_RECORDS SHOWN_:
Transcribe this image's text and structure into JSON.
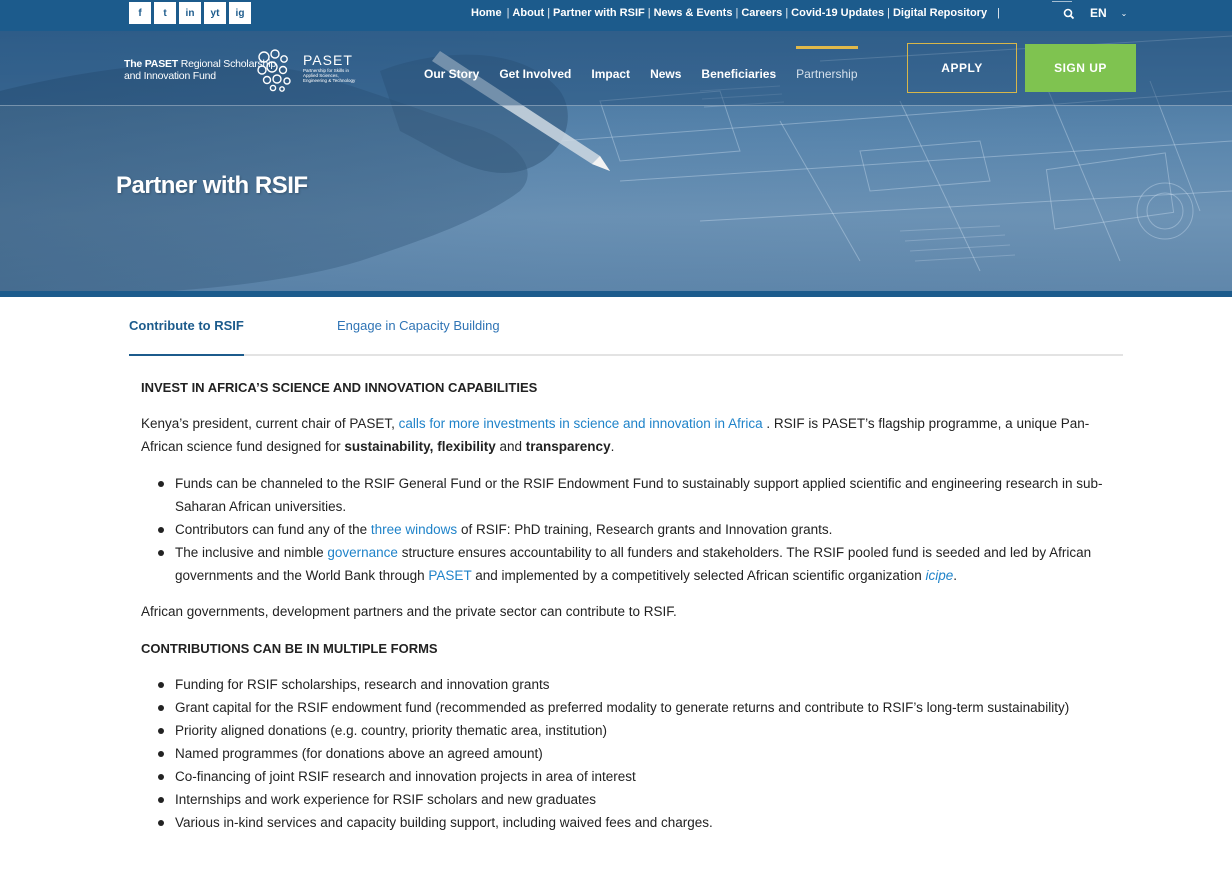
{
  "social": [
    "f",
    "t",
    "in",
    "yt",
    "ig"
  ],
  "top_nav": {
    "items": [
      "Home",
      "About",
      "Partner with RSIF",
      "News & Events",
      "Careers",
      "Covid-19 Updates",
      "Digital Repository"
    ],
    "separator": "|"
  },
  "language": {
    "label": "EN",
    "chevron": "⌄"
  },
  "logo": {
    "text_line1_bold": "The PASET",
    "text_line1": "Regional Scholarship",
    "text_line2": "and Innovation Fund",
    "brand": "PASET",
    "brand_sub": "Partnership for Skills in Applied Sciences, Engineering & Technology"
  },
  "main_nav": {
    "items": [
      "Our Story",
      "Get Involved",
      "Impact",
      "News",
      "Beneficiaries",
      "Partnership"
    ],
    "active": "Partnership"
  },
  "buttons": {
    "apply": "APPLY",
    "signup": "SIGN UP"
  },
  "hero": {
    "title": "Partner with RSIF"
  },
  "tabs": {
    "active": "Contribute to RSIF",
    "other": "Engage in Capacity Building"
  },
  "content": {
    "heading1": "INVEST IN AFRICA’S SCIENCE AND INNOVATION CAPABILITIES",
    "p1_a": "Kenya’s president, current chair of PASET,",
    "p1_link": "calls for more investments in science and innovation in Africa",
    "p1_b": ". RSIF is PASET’s flagship programme, a unique Pan-African science fund designed for",
    "p1_bold1": "sustainability",
    "p1_comma": ",",
    "p1_bold2": "flexibility",
    "p1_and": "and",
    "p1_bold3": "transparency",
    "p1_end": ".",
    "b1": "Funds can be channeled to the RSIF General Fund or the RSIF Endowment Fund to sustainably support applied scientific and engineering research in sub-Saharan African universities.",
    "b2_a": "Contributors can fund any of the",
    "b2_link": "three windows",
    "b2_b": "of RSIF: PhD training, Research grants and Innovation grants.",
    "b3_a": "The inclusive and nimble",
    "b3_link": "governance",
    "b3_b": "structure ensures accountability to all funders and stakeholders.  The RSIF pooled fund is seeded and led by African governments and the World Bank through",
    "b3_link2": "PASET",
    "b3_c": "and implemented by a competitively selected African scientific organization",
    "b3_link3": "icipe",
    "b3_end": ".",
    "p2": "African governments, development partners and the private sector can contribute to RSIF.",
    "heading2": "CONTRIBUTIONS CAN BE IN MULTIPLE FORMS",
    "forms": [
      "Funding for RSIF scholarships, research and innovation grants",
      "Grant capital for the RSIF endowment fund (recommended as preferred modality to generate returns and contribute to RSIF’s long-term sustainability)",
      "Priority aligned donations (e.g. country, priority thematic area, institution)",
      "Named programmes (for donations above an agreed amount)",
      "Co-financing of joint RSIF research and innovation projects in area of interest",
      "Internships and work experience for RSIF scholars and new graduates",
      "Various in-kind services and capacity building support, including waived fees and charges."
    ]
  },
  "colors": {
    "brand_blue": "#1c5b8c",
    "gold": "#d7b64a",
    "green": "#7fc350",
    "link": "#1f83c9"
  }
}
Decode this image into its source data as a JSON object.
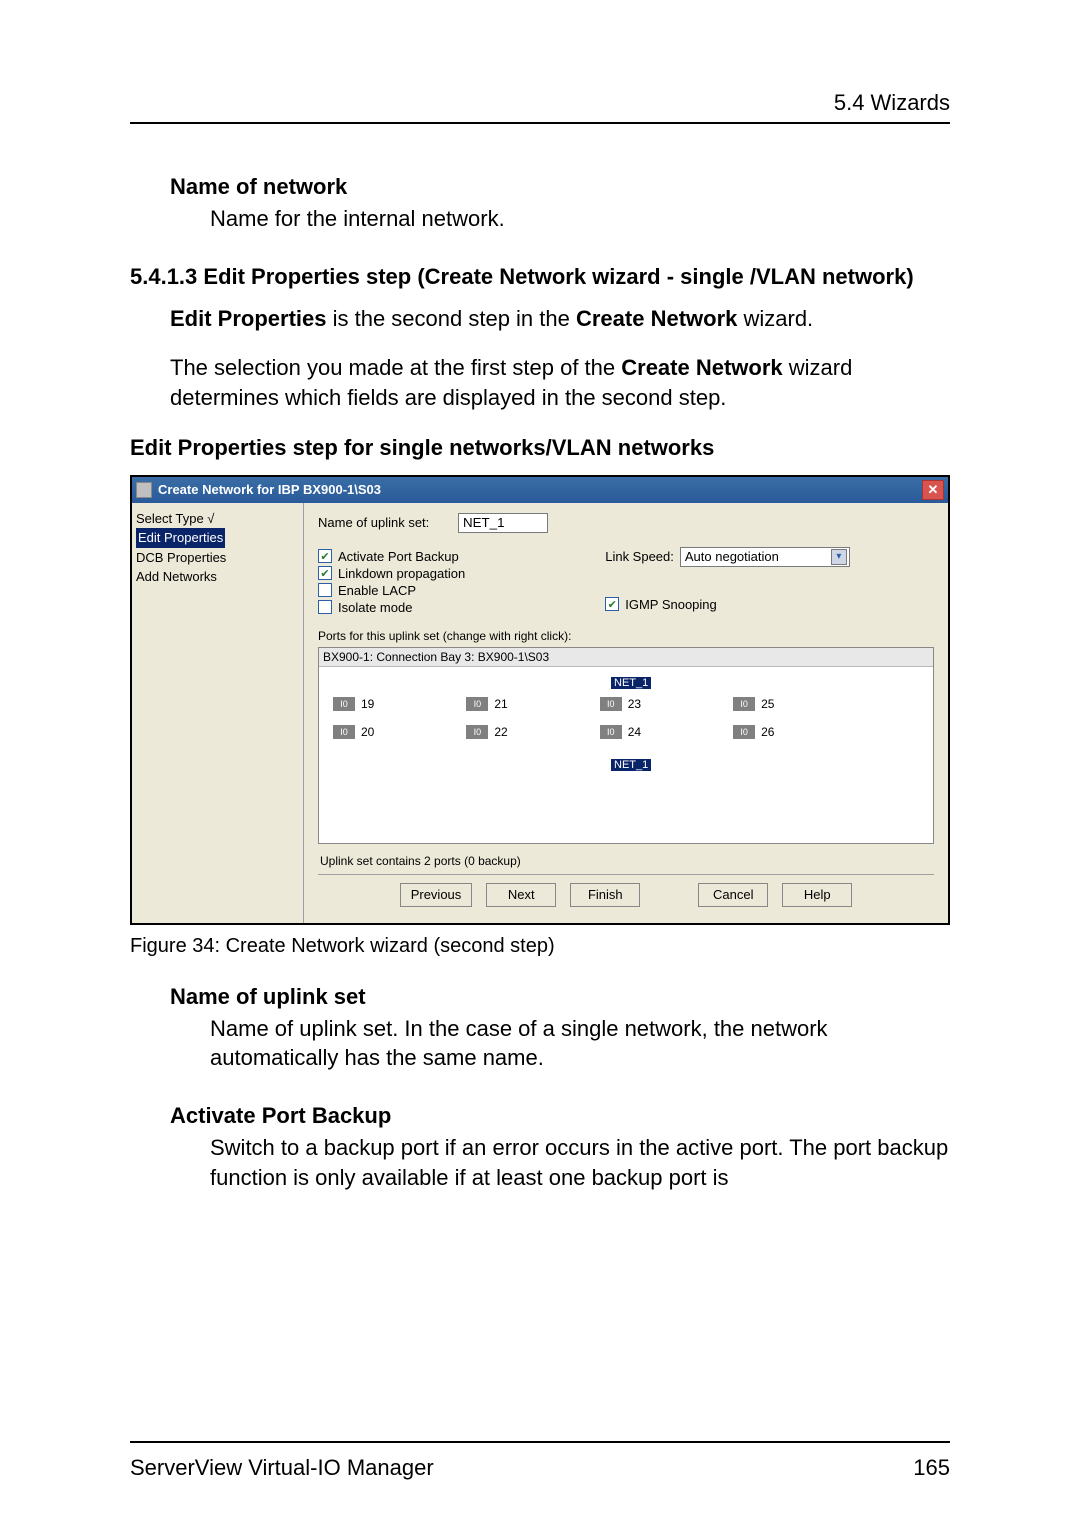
{
  "header": {
    "section": "5.4 Wizards"
  },
  "sec1": {
    "term": "Name of network",
    "def": "Name for the internal network."
  },
  "h5413": {
    "num_title": "5.4.1.3  Edit Properties step (Create Network wizard - single /VLAN network)",
    "p1_a": "Edit Properties",
    "p1_b": " is the second step in the ",
    "p1_c": "Create Network",
    "p1_d": " wizard.",
    "p2_a": "The selection you made at the first step of the ",
    "p2_b": "Create Network",
    "p2_c": " wizard determines which fields are displayed in the second step.",
    "sub": "Edit Properties step for single networks/VLAN networks"
  },
  "dialog": {
    "title": "Create Network for IBP BX900-1\\S03",
    "tree": {
      "items": [
        "Select Type √",
        "Edit Properties",
        "DCB Properties",
        "Add Networks"
      ],
      "selected_index": 1
    },
    "form": {
      "name_label": "Name of uplink set:",
      "name_value": "NET_1",
      "activate_port_backup": {
        "label": "Activate Port Backup",
        "checked": true
      },
      "linkdown_propagation": {
        "label": "Linkdown propagation",
        "checked": true
      },
      "enable_lacp": {
        "label": "Enable LACP",
        "checked": false
      },
      "isolate_mode": {
        "label": "Isolate mode",
        "checked": false
      },
      "link_speed_label": "Link Speed:",
      "link_speed_value": "Auto negotiation",
      "igmp_snooping": {
        "label": "IGMP Snooping",
        "checked": true
      },
      "ports_caption": "Ports for this uplink set (change with right click):",
      "ports_header": "BX900-1: Connection Bay 3: BX900-1\\S03",
      "net_tag": "NET_1",
      "port_led": "I0",
      "ports_row1": [
        "19",
        "21",
        "23",
        "25"
      ],
      "ports_row2": [
        "20",
        "22",
        "24",
        "26"
      ],
      "summary": "Uplink set contains 2 ports (0 backup)"
    },
    "buttons": {
      "previous": "Previous",
      "next": "Next",
      "finish": "Finish",
      "cancel": "Cancel",
      "help": "Help"
    }
  },
  "figcap": "Figure 34: Create Network wizard (second step)",
  "sec2": {
    "term": "Name of uplink set",
    "def": "Name of uplink set. In the case of a single network, the network automatically has the same name."
  },
  "sec3": {
    "term": "Activate Port Backup",
    "def": "Switch to a backup port if an error occurs in the active port. The port backup function is only available if at least one backup port is"
  },
  "footer": {
    "left": "ServerView Virtual-IO Manager",
    "right": "165"
  }
}
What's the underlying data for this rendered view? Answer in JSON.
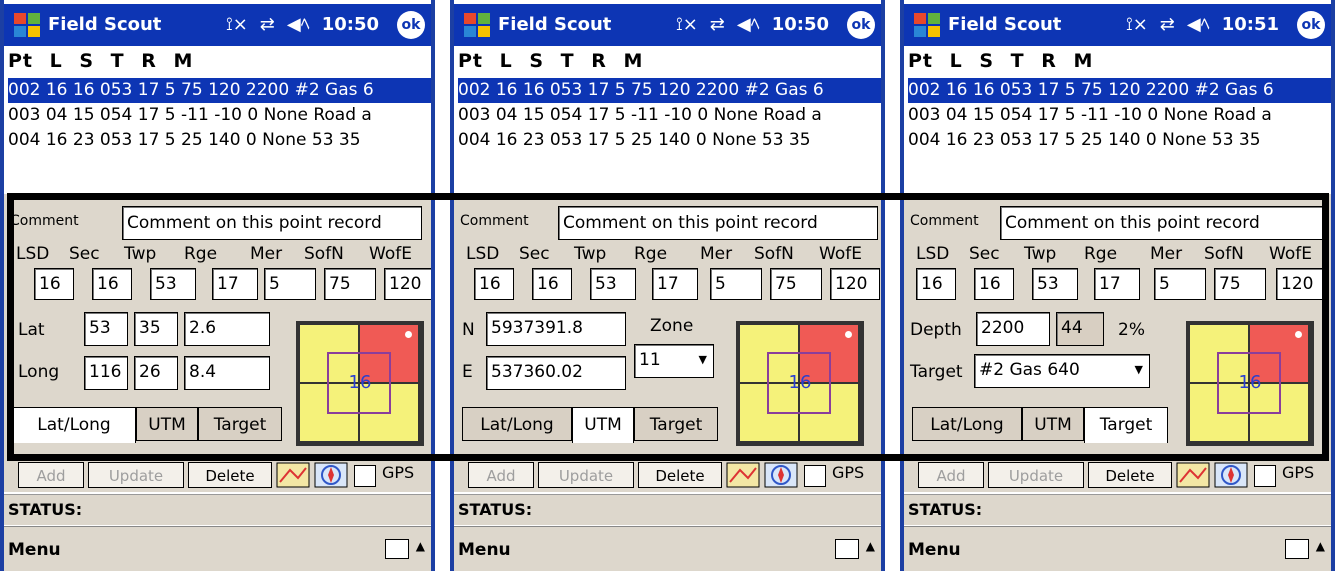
{
  "colors": {
    "title_bar": "#0d35b4",
    "selection": "#0d35b4",
    "form_bg": "#ddd7cc",
    "grid_yellow": "#f5f27a",
    "grid_red": "#f05a55",
    "grid_frame": "#8a3e9b",
    "grid_text": "#2a3fd0"
  },
  "app": {
    "title": "Field Scout",
    "ok_label": "ok",
    "signal_icon": "signal-icon",
    "sync_icon": "sync-icon",
    "volume_icon": "speaker-icon"
  },
  "times": [
    "10:50",
    "10:50",
    "10:51"
  ],
  "list": {
    "header": "Pt L S T R M",
    "rows": [
      "002 16 16 053 17 5 75 120 2200 #2 Gas 6",
      "003 04 15 054 17 5 -11 -10 0 None Road a",
      "004 16 23 053 17 5 25 140 0 None  53 35"
    ]
  },
  "form": {
    "comment_label": "Comment",
    "comment_value": "Comment on this point record",
    "headers": {
      "lsd": "LSD",
      "sec": "Sec",
      "twp": "Twp",
      "rge": "Rge",
      "mer": "Mer",
      "sofn": "SofN",
      "wofe": "WofE"
    },
    "values": {
      "lsd": "16",
      "sec": "16",
      "twp": "53",
      "rge": "17",
      "mer": "5",
      "sofn": "75",
      "wofe": "120"
    },
    "latlong": {
      "lat_label": "Lat",
      "lat_deg": "53",
      "lat_min": "35",
      "lat_sec": "2.6",
      "long_label": "Long",
      "long_deg": "116",
      "long_min": "26",
      "long_sec": "8.4"
    },
    "utm": {
      "n_label": "N",
      "n_value": "5937391.8",
      "e_label": "E",
      "e_value": "537360.02",
      "zone_label": "Zone",
      "zone_value": "11"
    },
    "target": {
      "depth_label": "Depth",
      "depth_value": "2200",
      "depth_extra": "44",
      "percent": "2%",
      "target_label": "Target",
      "target_value": "#2 Gas 640"
    },
    "tabs": [
      "Lat/Long",
      "UTM",
      "Target"
    ],
    "grid_center": "16"
  },
  "buttons": {
    "add": "Add",
    "update": "Update",
    "delete": "Delete",
    "gps": "GPS"
  },
  "status": "STATUS:",
  "menu": "Menu"
}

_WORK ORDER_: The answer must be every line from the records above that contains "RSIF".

_ANSWER TO THE PROBLEM_:
      "Partner with RSIF",
    "title": "Partner with RSIF"
    "active": "Contribute to RSIF",
    "p1_b": ". RSIF is PASET’s flagship programme, a unique Pan-African science fund designed for",
    "b1": "Funds can be channeled to the RSIF General Fund or the RSIF Endowment Fund to sustainably support applied scientific and engineering research in sub-Saharan African universities.",
    "b2_b": "of RSIF: PhD training, Research grants and Innovation grants.",
    "b3_b": "structure ensures accountability to all funders and stakeholders.  The RSIF pooled fund is seeded and led by African governments and the World Bank through",
    "p2": "African governments, development partners and the private sector can contribute to RSIF.",
      "Funding for RSIF scholarships, research and innovation grants",
      "Grant capital for the RSIF endowment fund (recommended as preferred modality to generate returns and contribute to RSIF’s long-term sustainability)",
      "Co-financing of joint RSIF research and innovation projects in area of interest",
      "Internships and work experience for RSIF scholars and new graduates",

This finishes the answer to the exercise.